KROSNO, POLAND—A village dating from the third to fourth centuries A.D. has been discovered in the Carpathian Mountains of southeastern Poland. At the site, archaeologists have uncovered a large kiln. “It stands on a small tip in the Wisloka Valley. Its location shows that the wind blowing from the river was used to maintain the temperature during the firing cycle. Such kilns are extremely rare in the Carpathians,” archaeologist Tomasz Leszczyński of the Subcarpathian Museum told Science & Scholarship in Poland. Fragments of large vessels that were used to store grain were also recovered. To read about people who lived in the Carpathians and Balkans during this period, see ARCHAEOLOGY's "Thracian Treasure Chest."  
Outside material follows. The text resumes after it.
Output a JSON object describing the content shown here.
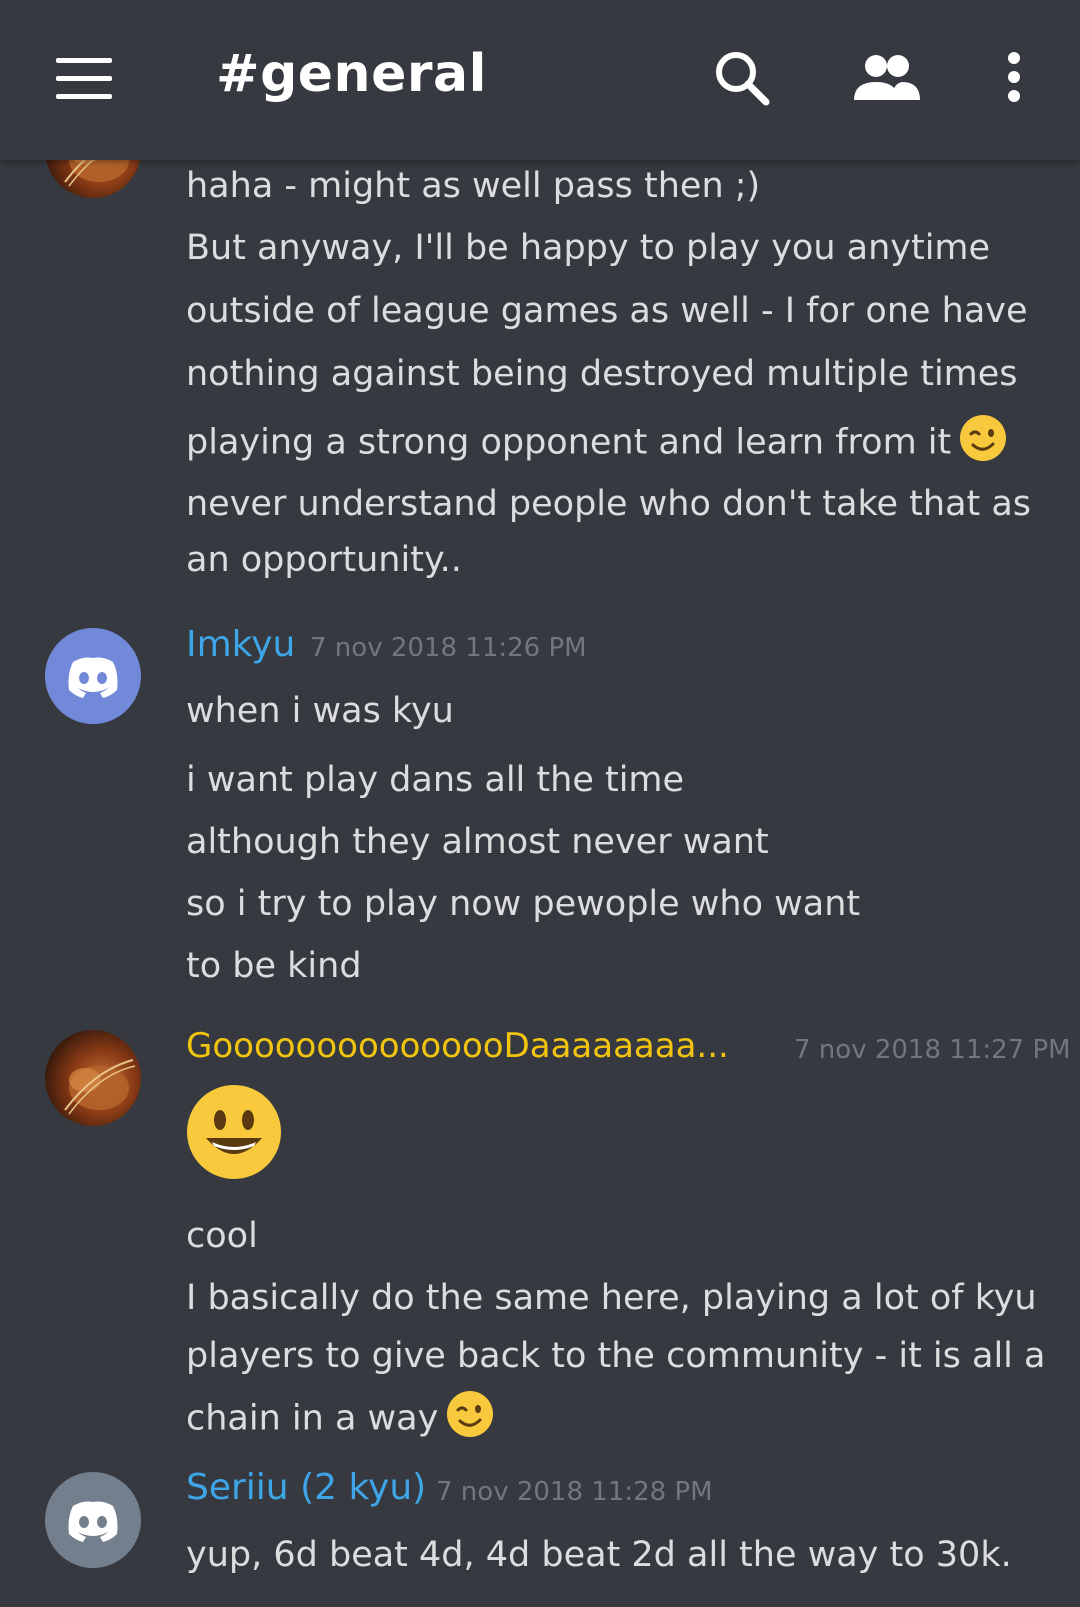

Satellite Imagery Shows Damage to Syria’s World Heritage Sites

WASHINGTON, D.C.—An analysis of high-resolution satellite imagery by the American Association for the Advancement of Sciences (AAAS) shows that five of Syria’s six World Heritage sites have been severely damaged since 2011, when the civil war began. “Only one of Syria’s six World Heritage sites—the Ancient City of Damascus—appears to remain undamaged,” Susan Wolfinbarger, director of the Geospatial Technologies and Human Rights Project at AAAS, told Science Daily. The buildings of Aleppo, one of the oldest continuously inhabited cities in the world, has suffered extensive damage. The Ancient City of Bosra, the Ancient Site of Palmyra, the Ancient Villages of Northern Syria, and the castles Crac des Chevaliers and Qal’at Salah El-Din have all been damaged by mortar impacts and military activity. “There is hope, and it lies with our Syrian colleagues because they are the stewards and caretakers of these sites, and they see the value in preserving and protecting them for future generations,” said Corine Wegener, cultural heritage preservation officer for the Smithsonian Institution. “What they need from their international colleagues is some help to do that—training, materials, and other support in the international arena for the notion that it is possible to mitigate and prevent damage to cultural heritage, even in the midst of conflicts.” To read more about Syria's rich archaeological heritage, see ARCHAEOLOGY's "Temple of the Storm God."